by Lucy Delap, University of Cambridge
The 1970s anti-sexist men’s movement had an infrastructure of magazines, conferences, men’s centres…
Honesty: The Only Hope for New Relationships
Honesty: The Only Hope for New Relationships
by Susan Campbell, Ph.D.
According to most of the singles I have met in my travels, the typical dating situation is fraught…
Chakra Healing Therapy: Dancing toward the Inner Champion
Chakra Healing Therapy: Dancing toward the Inner Champion
by Glen Park
Flamenco dancing is a delight to watch. A good flamenco dancer exudes an exuberant self-confidence…
Giving Up All Hope Could Be Beneficial For You
Giving Up All Hope Could Be Beneficial For You
by Jude Bijou, M.A., M.F.T.
If you're waiting for a change and frustrated it's not happening, maybe it would be beneficial to…
An Astrologer introduces the Nine Dangers of Astrology
An Astrologer introduces the Nine Dangers of Astrology
by Tracy Marks
Astrology is a powerful art, capable of enhancing our lives by enabling us to understand our own…

follow InnerSelf on

facebook icontwitter iconyoutube iconinstagram iconpintrest iconrss icon

 Get The Latest By Email

Weekly Magazine Daily Inspiration

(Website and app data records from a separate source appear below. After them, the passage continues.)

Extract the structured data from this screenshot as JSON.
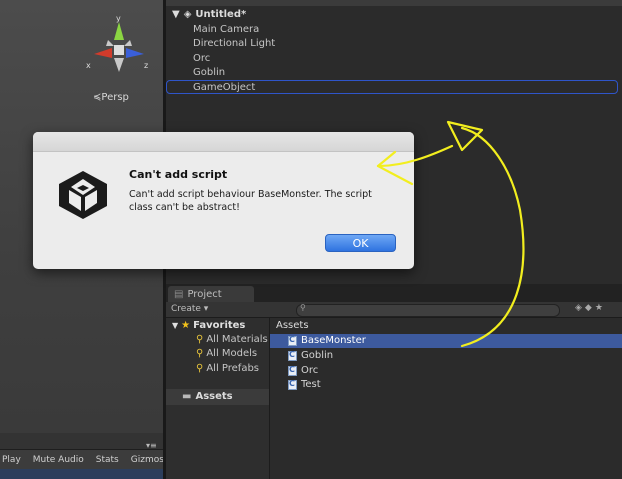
{
  "scene_view": {
    "persp_label": "Persp",
    "gizmo": {
      "x_label": "x",
      "z_label": "z",
      "y_label": "y"
    },
    "toolbar": [
      "Play",
      "Mute Audio",
      "Stats",
      "Gizmos"
    ],
    "toolbar_dropdown": "▾",
    "panel_menu": "▾≡"
  },
  "hierarchy": {
    "scene_name": "Untitled*",
    "items": [
      "Main Camera",
      "Directional Light",
      "Orc",
      "Goblin",
      "GameObject"
    ],
    "selected_index": 4
  },
  "project": {
    "tab_label": "Project",
    "create_label": "Create ▾",
    "search_placeholder": "",
    "favorites_label": "Favorites",
    "favorites": [
      "All Materials",
      "All Models",
      "All Prefabs"
    ],
    "assets_folder": "Assets",
    "assets_header": "Assets",
    "assets": [
      "BaseMonster",
      "Goblin",
      "Orc",
      "Test"
    ],
    "selected_asset": "BaseMonster"
  },
  "dialog": {
    "title": "Can't add script",
    "message": "Can't add script behaviour BaseMonster. The script class can't be abstract!",
    "ok_label": "OK"
  },
  "colors": {
    "annotation": "#f2ee1e",
    "selection_outline": "#2f55c9",
    "selection_fill": "#3d5a9e",
    "ok_button": "#2f73e0"
  }
}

New Attitudes - New Possibilities | | | InnerSelf Market
Copyright ©1985 - 2021 InnerSelf Publications. All Rights Reserved.